• What the exercise asks: Exact copies of all the records below should be returned.

___ Records shown

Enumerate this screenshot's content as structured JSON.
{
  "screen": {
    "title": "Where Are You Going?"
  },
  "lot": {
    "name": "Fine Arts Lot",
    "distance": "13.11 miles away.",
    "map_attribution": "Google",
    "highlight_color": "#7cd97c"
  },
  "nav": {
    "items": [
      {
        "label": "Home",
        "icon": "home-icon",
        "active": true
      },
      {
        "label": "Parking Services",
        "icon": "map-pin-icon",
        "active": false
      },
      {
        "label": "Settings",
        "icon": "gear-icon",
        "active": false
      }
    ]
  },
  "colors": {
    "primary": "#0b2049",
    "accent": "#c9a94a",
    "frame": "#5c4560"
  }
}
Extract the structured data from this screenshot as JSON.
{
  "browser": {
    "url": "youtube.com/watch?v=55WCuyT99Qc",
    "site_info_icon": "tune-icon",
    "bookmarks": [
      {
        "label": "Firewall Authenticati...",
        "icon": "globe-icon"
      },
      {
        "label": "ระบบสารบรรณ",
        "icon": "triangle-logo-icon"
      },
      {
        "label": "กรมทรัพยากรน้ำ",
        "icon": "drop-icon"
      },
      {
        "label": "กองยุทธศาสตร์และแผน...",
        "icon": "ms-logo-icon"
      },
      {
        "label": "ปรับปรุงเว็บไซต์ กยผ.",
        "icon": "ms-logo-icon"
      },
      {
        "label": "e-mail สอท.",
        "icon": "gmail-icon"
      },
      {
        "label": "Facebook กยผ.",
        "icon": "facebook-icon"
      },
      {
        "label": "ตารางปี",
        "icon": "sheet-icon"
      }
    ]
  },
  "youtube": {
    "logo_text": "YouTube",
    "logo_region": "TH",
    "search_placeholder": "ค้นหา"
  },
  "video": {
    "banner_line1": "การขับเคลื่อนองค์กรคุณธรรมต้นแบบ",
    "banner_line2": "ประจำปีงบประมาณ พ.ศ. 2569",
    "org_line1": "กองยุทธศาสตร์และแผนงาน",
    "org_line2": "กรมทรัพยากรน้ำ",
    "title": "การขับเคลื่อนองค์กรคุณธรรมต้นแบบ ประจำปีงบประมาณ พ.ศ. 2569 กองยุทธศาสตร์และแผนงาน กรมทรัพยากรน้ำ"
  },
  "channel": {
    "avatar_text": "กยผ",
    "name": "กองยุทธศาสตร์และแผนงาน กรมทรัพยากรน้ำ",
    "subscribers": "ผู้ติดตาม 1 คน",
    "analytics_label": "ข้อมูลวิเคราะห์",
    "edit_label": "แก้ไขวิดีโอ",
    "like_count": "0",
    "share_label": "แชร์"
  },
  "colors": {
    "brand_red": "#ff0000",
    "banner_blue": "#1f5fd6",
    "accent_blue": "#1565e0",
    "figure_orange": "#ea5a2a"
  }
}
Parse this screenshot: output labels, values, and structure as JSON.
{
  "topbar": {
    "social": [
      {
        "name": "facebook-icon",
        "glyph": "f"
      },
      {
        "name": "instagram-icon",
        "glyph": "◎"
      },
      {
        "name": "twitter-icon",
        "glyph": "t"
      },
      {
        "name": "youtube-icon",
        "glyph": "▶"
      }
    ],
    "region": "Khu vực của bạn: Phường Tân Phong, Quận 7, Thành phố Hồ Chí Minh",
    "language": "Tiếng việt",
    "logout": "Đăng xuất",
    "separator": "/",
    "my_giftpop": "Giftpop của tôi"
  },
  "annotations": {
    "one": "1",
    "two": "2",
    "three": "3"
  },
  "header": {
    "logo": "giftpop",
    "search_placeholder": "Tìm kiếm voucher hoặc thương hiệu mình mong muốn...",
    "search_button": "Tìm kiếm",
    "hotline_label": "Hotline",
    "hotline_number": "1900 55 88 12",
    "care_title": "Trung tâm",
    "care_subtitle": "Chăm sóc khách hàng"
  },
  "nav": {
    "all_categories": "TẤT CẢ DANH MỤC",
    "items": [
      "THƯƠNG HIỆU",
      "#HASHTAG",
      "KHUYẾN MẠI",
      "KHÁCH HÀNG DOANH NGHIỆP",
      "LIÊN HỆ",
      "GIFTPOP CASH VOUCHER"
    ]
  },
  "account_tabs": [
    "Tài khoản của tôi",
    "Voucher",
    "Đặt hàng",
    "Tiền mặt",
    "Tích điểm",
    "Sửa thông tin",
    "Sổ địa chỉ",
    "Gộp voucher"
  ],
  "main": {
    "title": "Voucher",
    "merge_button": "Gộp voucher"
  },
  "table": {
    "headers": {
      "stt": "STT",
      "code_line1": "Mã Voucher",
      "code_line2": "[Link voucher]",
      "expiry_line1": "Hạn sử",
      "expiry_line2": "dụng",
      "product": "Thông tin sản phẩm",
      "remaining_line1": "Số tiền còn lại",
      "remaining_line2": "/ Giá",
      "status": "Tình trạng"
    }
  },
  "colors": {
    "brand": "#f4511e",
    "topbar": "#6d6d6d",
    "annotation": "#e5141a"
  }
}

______

• Output for this exercise:
Enumerate this screenshot's content as structured JSON.
{
  "screen": {
    "title": "Where Are You Going?"
  },
  "lot": {
    "name": "Fine Arts Lot",
    "distance": "13.11 miles away.",
    "map_attribution": "Google",
    "highlight_color": "#7cd97c"
  },
  "nav": {
    "items": [
      {
        "label": "Home",
        "icon": "home-icon",
        "active": true
      },
      {
        "label": "Parking Services",
        "icon": "map-pin-icon",
        "active": false
      },
      {
        "label": "Settings",
        "icon": "gear-icon",
        "active": false
      }
    ]
  },
  "colors": {
    "primary": "#0b2049",
    "accent": "#c9a94a",
    "frame": "#5c4560"
  }
}
Extract the structured data from this screenshot as JSON.
{
  "browser": {
    "url": "youtube.com/watch?v=55WCuyT99Qc",
    "site_info_icon": "tune-icon",
    "bookmarks": [
      {
        "label": "Firewall Authenticati...",
        "icon": "globe-icon"
      },
      {
        "label": "ระบบสารบรรณ",
        "icon": "triangle-logo-icon"
      },
      {
        "label": "กรมทรัพยากรน้ำ",
        "icon": "drop-icon"
      },
      {
        "label": "กองยุทธศาสตร์และแผน...",
        "icon": "ms-logo-icon"
      },
      {
        "label": "ปรับปรุงเว็บไซต์ กยผ.",
        "icon": "ms-logo-icon"
      },
      {
        "label": "e-mail สอท.",
        "icon": "gmail-icon"
      },
      {
        "label": "Facebook กยผ.",
        "icon": "facebook-icon"
      },
      {
        "label": "ตารางปี",
        "icon": "sheet-icon"
      }
    ]
  },
  "youtube": {
    "logo_text": "YouTube",
    "logo_region": "TH",
    "search_placeholder": "ค้นหา"
  },
  "video": {
    "banner_line1": "การขับเคลื่อนองค์กรคุณธรรมต้นแบบ",
    "banner_line2": "ประจำปีงบประมาณ พ.ศ. 2569",
    "org_line1": "กองยุทธศาสตร์และแผนงาน",
    "org_line2": "กรมทรัพยากรน้ำ",
    "title": "การขับเคลื่อนองค์กรคุณธรรมต้นแบบ ประจำปีงบประมาณ พ.ศ. 2569 กองยุทธศาสตร์และแผนงาน กรมทรัพยากรน้ำ"
  },
  "channel": {
    "avatar_text": "กยผ",
    "name": "กองยุทธศาสตร์และแผนงาน กรมทรัพยากรน้ำ",
    "subscribers": "ผู้ติดตาม 1 คน",
    "analytics_label": "ข้อมูลวิเคราะห์",
    "edit_label": "แก้ไขวิดีโอ",
    "like_count": "0",
    "share_label": "แชร์"
  },
  "colors": {
    "brand_red": "#ff0000",
    "banner_blue": "#1f5fd6",
    "accent_blue": "#1565e0",
    "figure_orange": "#ea5a2a"
  }
}
Parse this screenshot: output labels, values, and structure as JSON.
{
  "topbar": {
    "social": [
      {
        "name": "facebook-icon",
        "glyph": "f"
      },
      {
        "name": "instagram-icon",
        "glyph": "◎"
      },
      {
        "name": "twitter-icon",
        "glyph": "t"
      },
      {
        "name": "youtube-icon",
        "glyph": "▶"
      }
    ],
    "region": "Khu vực của bạn: Phường Tân Phong, Quận 7, Thành phố Hồ Chí Minh",
    "language": "Tiếng việt",
    "logout": "Đăng xuất",
    "separator": "/",
    "my_giftpop": "Giftpop của tôi"
  },
  "annotations": {
    "one": "1",
    "two": "2",
    "three": "3"
  },
  "header": {
    "logo": "giftpop",
    "search_placeholder": "Tìm kiếm voucher hoặc thương hiệu mình mong muốn...",
    "search_button": "Tìm kiếm",
    "hotline_label": "Hotline",
    "hotline_number": "1900 55 88 12",
    "care_title": "Trung tâm",
    "care_subtitle": "Chăm sóc khách hàng"
  },
  "nav": {
    "all_categories": "TẤT CẢ DANH MỤC",
    "items": [
      "THƯƠNG HIỆU",
      "#HASHTAG",
      "KHUYẾN MẠI",
      "KHÁCH HÀNG DOANH NGHIỆP",
      "LIÊN HỆ",
      "GIFTPOP CASH VOUCHER"
    ]
  },
  "account_tabs": [
    "Tài khoản của tôi",
    "Voucher",
    "Đặt hàng",
    "Tiền mặt",
    "Tích điểm",
    "Sửa thông tin",
    "Sổ địa chỉ",
    "Gộp voucher"
  ],
  "main": {
    "title": "Voucher",
    "merge_button": "Gộp voucher"
  },
  "table": {
    "headers": {
      "stt": "STT",
      "code_line1": "Mã Voucher",
      "code_line2": "[Link voucher]",
      "expiry_line1": "Hạn sử",
      "expiry_line2": "dụng",
      "product": "Thông tin sản phẩm",
      "remaining_line1": "Số tiền còn lại",
      "remaining_line2": "/ Giá",
      "status": "Tình trạng"
    }
  },
  "colors": {
    "brand": "#f4511e",
    "topbar": "#6d6d6d",
    "annotation": "#e5141a"
  }
}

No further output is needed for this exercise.